For the study, which was conducted by the University of South Wales, the University of Western Australia, and the University of Sydney, researchers selected 102 students and collected a dozen pictures from each of their Facebook accounts. The students then rated each of their own pictures from a scale of one to 10 in the following categories: attractiveness, trustworthiness, dominance, confidence, and competence, all based solely on the specific picture. Then, 160 strangers rated the same pictures in the same categories. The rankings did not match. The pictures that the students thought were the best ones of themselves actually ranked less favorably among strangers, and vice versa. The researchers were surprised. “This result is contrary to the prediction based on self-presentation literature,” they wrote, “that participants would select more flattering images of themselves than of other people.”

Interestingly, several dating sites have already figured this out. Famously data-friendly company OKCupid once had a service called My Best Face that let strangers anonymously rate users’ dating-profile pictures. In 2016, the dating app Tinder began using an algorithm to choose users’ profile pictures for them based on which ones got the most right-swipes.

Fig: The top rows of picture are those selected by the person in the picture; those in the bottom row were selected by strangers.


We each have a lifetime of experience looking at pictures of ourselves, so why are we so bad at choosing the best ones? The researchers have some ideas. For one, they say, what we know about ourselves creates a bias when interpreting our own facial expressions. You know you’re trustworthy, for example, so you automatically see a trustworthy person in the photo.

It’s also a possible result of the better-than-average effect, or the way you tend to rate yourself more positively than other people — thinking you’re the hottest thing on legs is likely to bias your own picture selection. Even more fascinating is that you perceive yourself a certain way before you even look at the pictures, making it difficult to differentiate the quality of one over the other. To you, it’s 12 different photos of the same person.

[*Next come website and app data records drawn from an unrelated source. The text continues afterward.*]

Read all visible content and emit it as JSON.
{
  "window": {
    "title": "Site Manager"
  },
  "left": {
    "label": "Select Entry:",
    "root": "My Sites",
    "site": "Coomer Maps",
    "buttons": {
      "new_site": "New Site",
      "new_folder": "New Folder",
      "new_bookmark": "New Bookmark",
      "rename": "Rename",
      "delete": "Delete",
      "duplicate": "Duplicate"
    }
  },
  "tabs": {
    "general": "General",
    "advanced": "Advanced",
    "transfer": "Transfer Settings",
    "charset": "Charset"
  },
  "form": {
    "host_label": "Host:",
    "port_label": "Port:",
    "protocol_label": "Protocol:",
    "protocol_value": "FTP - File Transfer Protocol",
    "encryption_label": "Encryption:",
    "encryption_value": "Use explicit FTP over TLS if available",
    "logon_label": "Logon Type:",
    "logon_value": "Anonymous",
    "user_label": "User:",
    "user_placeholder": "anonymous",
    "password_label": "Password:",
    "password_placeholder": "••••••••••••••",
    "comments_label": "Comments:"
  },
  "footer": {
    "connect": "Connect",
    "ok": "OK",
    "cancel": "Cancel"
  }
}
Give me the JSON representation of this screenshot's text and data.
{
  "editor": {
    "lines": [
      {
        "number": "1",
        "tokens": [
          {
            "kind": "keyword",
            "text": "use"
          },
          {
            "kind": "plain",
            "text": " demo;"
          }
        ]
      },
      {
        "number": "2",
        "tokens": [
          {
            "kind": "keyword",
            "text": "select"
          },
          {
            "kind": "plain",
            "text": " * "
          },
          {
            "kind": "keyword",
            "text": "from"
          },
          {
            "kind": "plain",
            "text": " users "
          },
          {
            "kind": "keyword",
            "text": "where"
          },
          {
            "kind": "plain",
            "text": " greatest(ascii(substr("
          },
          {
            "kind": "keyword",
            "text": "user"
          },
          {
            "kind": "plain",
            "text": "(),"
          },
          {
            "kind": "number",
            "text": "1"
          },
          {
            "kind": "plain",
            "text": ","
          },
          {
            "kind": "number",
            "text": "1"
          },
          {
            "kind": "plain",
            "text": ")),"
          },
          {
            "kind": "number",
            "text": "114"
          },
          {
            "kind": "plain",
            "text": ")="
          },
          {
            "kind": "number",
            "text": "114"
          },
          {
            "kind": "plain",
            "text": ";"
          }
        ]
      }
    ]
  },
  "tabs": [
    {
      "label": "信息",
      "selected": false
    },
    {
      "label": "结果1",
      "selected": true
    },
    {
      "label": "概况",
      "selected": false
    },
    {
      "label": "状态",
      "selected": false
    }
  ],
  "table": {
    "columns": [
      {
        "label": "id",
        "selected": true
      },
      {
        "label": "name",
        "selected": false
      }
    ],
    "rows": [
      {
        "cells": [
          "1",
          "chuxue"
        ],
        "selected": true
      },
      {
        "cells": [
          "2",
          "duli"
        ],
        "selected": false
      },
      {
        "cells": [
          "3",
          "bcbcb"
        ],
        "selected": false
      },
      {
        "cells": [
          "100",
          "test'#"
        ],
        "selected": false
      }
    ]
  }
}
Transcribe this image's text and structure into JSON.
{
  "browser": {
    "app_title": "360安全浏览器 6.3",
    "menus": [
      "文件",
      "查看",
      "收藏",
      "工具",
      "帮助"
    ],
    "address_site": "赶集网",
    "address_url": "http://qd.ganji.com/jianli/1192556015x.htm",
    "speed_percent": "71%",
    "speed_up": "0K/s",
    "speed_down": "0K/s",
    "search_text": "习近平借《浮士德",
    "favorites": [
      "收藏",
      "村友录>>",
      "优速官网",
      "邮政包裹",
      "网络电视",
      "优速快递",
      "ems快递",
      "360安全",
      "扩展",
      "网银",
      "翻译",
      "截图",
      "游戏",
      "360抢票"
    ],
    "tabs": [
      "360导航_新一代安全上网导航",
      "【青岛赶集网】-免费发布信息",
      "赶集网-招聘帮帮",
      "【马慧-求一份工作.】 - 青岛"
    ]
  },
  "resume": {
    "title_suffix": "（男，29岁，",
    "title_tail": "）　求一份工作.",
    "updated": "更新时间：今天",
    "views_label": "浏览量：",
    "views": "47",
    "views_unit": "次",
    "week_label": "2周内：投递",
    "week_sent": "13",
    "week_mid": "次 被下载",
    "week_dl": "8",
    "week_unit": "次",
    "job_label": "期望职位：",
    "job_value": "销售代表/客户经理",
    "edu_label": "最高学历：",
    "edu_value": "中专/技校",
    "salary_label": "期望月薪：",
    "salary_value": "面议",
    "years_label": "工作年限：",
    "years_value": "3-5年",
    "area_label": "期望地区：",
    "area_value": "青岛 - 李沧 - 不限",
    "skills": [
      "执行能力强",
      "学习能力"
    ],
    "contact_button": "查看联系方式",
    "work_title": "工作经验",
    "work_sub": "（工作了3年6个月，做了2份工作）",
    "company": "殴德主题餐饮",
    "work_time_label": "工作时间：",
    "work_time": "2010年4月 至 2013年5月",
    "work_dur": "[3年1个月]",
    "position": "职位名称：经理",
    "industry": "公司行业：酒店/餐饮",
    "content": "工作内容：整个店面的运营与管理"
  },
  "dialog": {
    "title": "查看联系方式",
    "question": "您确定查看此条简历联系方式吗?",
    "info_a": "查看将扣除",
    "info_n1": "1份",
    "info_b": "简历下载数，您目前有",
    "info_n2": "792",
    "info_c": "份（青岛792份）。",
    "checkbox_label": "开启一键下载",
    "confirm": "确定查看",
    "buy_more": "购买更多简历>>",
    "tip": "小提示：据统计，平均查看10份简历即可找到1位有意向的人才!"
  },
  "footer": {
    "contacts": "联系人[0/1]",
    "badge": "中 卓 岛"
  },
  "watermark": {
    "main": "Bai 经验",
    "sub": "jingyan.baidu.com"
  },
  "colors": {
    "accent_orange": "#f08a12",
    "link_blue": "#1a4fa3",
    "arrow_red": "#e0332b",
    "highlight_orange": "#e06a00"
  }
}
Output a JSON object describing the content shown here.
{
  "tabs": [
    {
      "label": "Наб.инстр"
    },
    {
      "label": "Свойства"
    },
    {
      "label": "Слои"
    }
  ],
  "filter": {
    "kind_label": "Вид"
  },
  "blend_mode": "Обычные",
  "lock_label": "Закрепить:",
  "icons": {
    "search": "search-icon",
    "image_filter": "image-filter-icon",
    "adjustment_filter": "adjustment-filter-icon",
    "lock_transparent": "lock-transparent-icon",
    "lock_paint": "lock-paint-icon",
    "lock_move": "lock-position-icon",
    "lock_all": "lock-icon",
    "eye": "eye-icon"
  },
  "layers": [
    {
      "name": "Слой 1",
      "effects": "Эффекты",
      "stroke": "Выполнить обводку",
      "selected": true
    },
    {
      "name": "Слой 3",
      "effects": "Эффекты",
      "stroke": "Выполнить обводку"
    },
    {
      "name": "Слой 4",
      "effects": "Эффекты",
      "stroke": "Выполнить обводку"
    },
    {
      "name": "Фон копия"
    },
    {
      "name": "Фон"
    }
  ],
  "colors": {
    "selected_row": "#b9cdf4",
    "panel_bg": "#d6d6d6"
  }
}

To strangers, 12 pictures tell 12 different stories.

References: (1) https://cognitiveresearchjournal.springeropen.com/articles/10.1186/s41235-017-0058-3 (2) https://www.sciencealert.com/you-should-probably-let-a-stranger-pick-your-next-profile-picture (3) http://download.springer.com/static/pdf/180/art%253A10.1186%252Fs41235-017-0058-3.pdf?originUrl=http%3A%2F%2Fcognitiveresearchjournal.springeropen.com%2Farticle%2F10.1186%2Fs41235-017-0058-3&token2=exp=1493999521~acl=%2Fstatic%2Fpdf%2F180%2Fart%25253A10.1186%25252Fs41235-017-0058-3.pdf*~hmac=5256065eef278c5a26470c4e64d8ec1fc26f70d193a0c79e572f6c8063a00ffc (4) https://theblog.okcupid.com/the-4-big-myths-of-profile-pictures-41bedf26e4d (5) http://jesse.la/okcupids-mybestface-would-be-awesome-if-it-worked/ (6) https://www.wired.co.uk/article/tinder-smart-photos (7)